#### Task item
Restate every record exactly as it is written, while omitting the pictures it holds.

#### The input

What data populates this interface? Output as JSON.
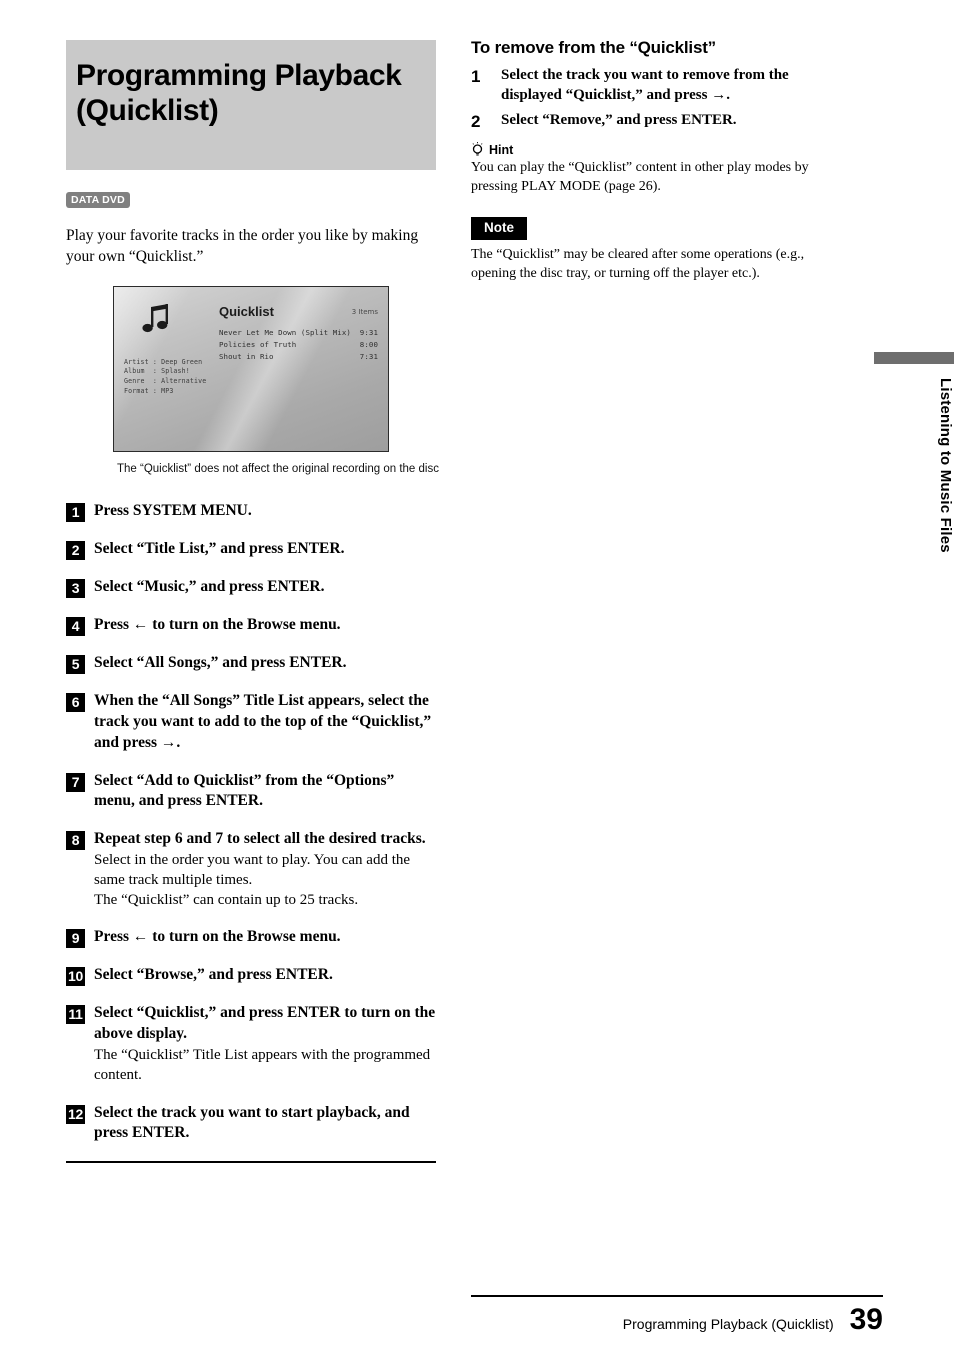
{
  "page": {
    "title": "Programming Playback (Quicklist)",
    "page_number": "39",
    "side_tab_label": "Listening to Music Files"
  },
  "left": {
    "heading": "Programming Playback (Quicklist)",
    "media_badge": "DATA DVD",
    "intro": "Play your favorite tracks in the order you like by making your own “Quicklist.”",
    "screen": {
      "note_icon": "music-note-icon",
      "title": "Quicklist",
      "item_count": "3 Items",
      "tracks": [
        {
          "name": "Never Let Me Down (Split Mix)",
          "time": "9:31"
        },
        {
          "name": "Policies of Truth",
          "time": "8:00"
        },
        {
          "name": "Shout in Rio",
          "time": "7:31"
        }
      ],
      "meta": [
        "Artist : Deep Green",
        "Album  : Splash!",
        "Genre  : Alternative",
        "Format : MP3"
      ]
    },
    "caption": "The “Quicklist” does not affect the original recording on the disc",
    "steps": [
      {
        "num": "1",
        "head": "Press SYSTEM MENU.",
        "sub": []
      },
      {
        "num": "2",
        "head": "Select “Title List,” and press ENTER.",
        "sub": []
      },
      {
        "num": "3",
        "head": "Select “Music,” and press ENTER.",
        "sub": []
      },
      {
        "num": "4",
        "head": "Press ← to turn on the Browse menu.",
        "sub": []
      },
      {
        "num": "5",
        "head": "Select “All Songs,” and press ENTER.",
        "sub": []
      },
      {
        "num": "6",
        "head": "When the “All Songs” Title List appears, select the track you want to add to the top of the “Quicklist,” and press →.",
        "sub": []
      },
      {
        "num": "7",
        "head": "Select “Add to Quicklist” from the “Options” menu, and press ENTER.",
        "sub": []
      },
      {
        "num": "8",
        "head": "Repeat step 6 and 7 to select all the desired tracks.",
        "sub": [
          "Select in the order you want to play. You can add the same track multiple times.",
          "The “Quicklist” can contain up to 25 tracks."
        ]
      },
      {
        "num": "9",
        "head": "Press ← to turn on the Browse menu.",
        "sub": []
      },
      {
        "num": "10",
        "head": "Select “Browse,” and press ENTER.",
        "sub": []
      },
      {
        "num": "11",
        "head": "Select “Quicklist,” and press ENTER to turn on the above display.",
        "sub": [
          "The “Quicklist” Title List appears with the programmed content."
        ]
      },
      {
        "num": "12",
        "head": "Select the track you want to start playback, and press ENTER.",
        "sub": []
      }
    ]
  },
  "right": {
    "sub_heading": "To remove from the “Quicklist”",
    "steps": [
      {
        "num": "1",
        "text": "Select the track you want to remove from the displayed “Quicklist,” and press →."
      },
      {
        "num": "2",
        "text": "Select “Remove,” and press ENTER."
      }
    ],
    "hint": {
      "icon": "lightbulb-icon",
      "label": "Hint",
      "body": "You can play the “Quicklist” content in other play modes by pressing PLAY MODE (page 26)."
    },
    "note": {
      "label": "Note",
      "body": "The “Quicklist” may be cleared after some operations (e.g., opening the disc tray, or turning off the player etc.)."
    }
  },
  "footer": {
    "title": "Programming Playback (Quicklist)",
    "page": "39"
  }
}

#### Answer section
What data populates this interface? Output as JSON.
{
  "page": {
    "title": "Programming Playback (Quicklist)",
    "page_number": "39",
    "side_tab_label": "Listening to Music Files"
  },
  "left": {
    "heading": "Programming Playback (Quicklist)",
    "media_badge": "DATA DVD",
    "intro": "Play your favorite tracks in the order you like by making your own “Quicklist.”",
    "screen": {
      "note_icon": "music-note-icon",
      "title": "Quicklist",
      "item_count": "3 Items",
      "tracks": [
        {
          "name": "Never Let Me Down (Split Mix)",
          "time": "9:31"
        },
        {
          "name": "Policies of Truth",
          "time": "8:00"
        },
        {
          "name": "Shout in Rio",
          "time": "7:31"
        }
      ],
      "meta": [
        "Artist : Deep Green",
        "Album  : Splash!",
        "Genre  : Alternative",
        "Format : MP3"
      ]
    },
    "caption": "The “Quicklist” does not affect the original recording on the disc",
    "steps": [
      {
        "num": "1",
        "head": "Press SYSTEM MENU.",
        "sub": []
      },
      {
        "num": "2",
        "head": "Select “Title List,” and press ENTER.",
        "sub": []
      },
      {
        "num": "3",
        "head": "Select “Music,” and press ENTER.",
        "sub": []
      },
      {
        "num": "4",
        "head": "Press ← to turn on the Browse menu.",
        "sub": []
      },
      {
        "num": "5",
        "head": "Select “All Songs,” and press ENTER.",
        "sub": []
      },
      {
        "num": "6",
        "head": "When the “All Songs” Title List appears, select the track you want to add to the top of the “Quicklist,” and press →.",
        "sub": []
      },
      {
        "num": "7",
        "head": "Select “Add to Quicklist” from the “Options” menu, and press ENTER.",
        "sub": []
      },
      {
        "num": "8",
        "head": "Repeat step 6 and 7 to select all the desired tracks.",
        "sub": [
          "Select in the order you want to play. You can add the same track multiple times.",
          "The “Quicklist” can contain up to 25 tracks."
        ]
      },
      {
        "num": "9",
        "head": "Press ← to turn on the Browse menu.",
        "sub": []
      },
      {
        "num": "10",
        "head": "Select “Browse,” and press ENTER.",
        "sub": []
      },
      {
        "num": "11",
        "head": "Select “Quicklist,” and press ENTER to turn on the above display.",
        "sub": [
          "The “Quicklist” Title List appears with the programmed content."
        ]
      },
      {
        "num": "12",
        "head": "Select the track you want to start playback, and press ENTER.",
        "sub": []
      }
    ]
  },
  "right": {
    "sub_heading": "To remove from the “Quicklist”",
    "steps": [
      {
        "num": "1",
        "text": "Select the track you want to remove from the displayed “Quicklist,” and press →."
      },
      {
        "num": "2",
        "text": "Select “Remove,” and press ENTER."
      }
    ],
    "hint": {
      "icon": "lightbulb-icon",
      "label": "Hint",
      "body": "You can play the “Quicklist” content in other play modes by pressing PLAY MODE (page 26)."
    },
    "note": {
      "label": "Note",
      "body": "The “Quicklist” may be cleared after some operations (e.g., opening the disc tray, or turning off the player etc.)."
    }
  },
  "footer": {
    "title": "Programming Playback (Quicklist)",
    "page": "39"
  }
}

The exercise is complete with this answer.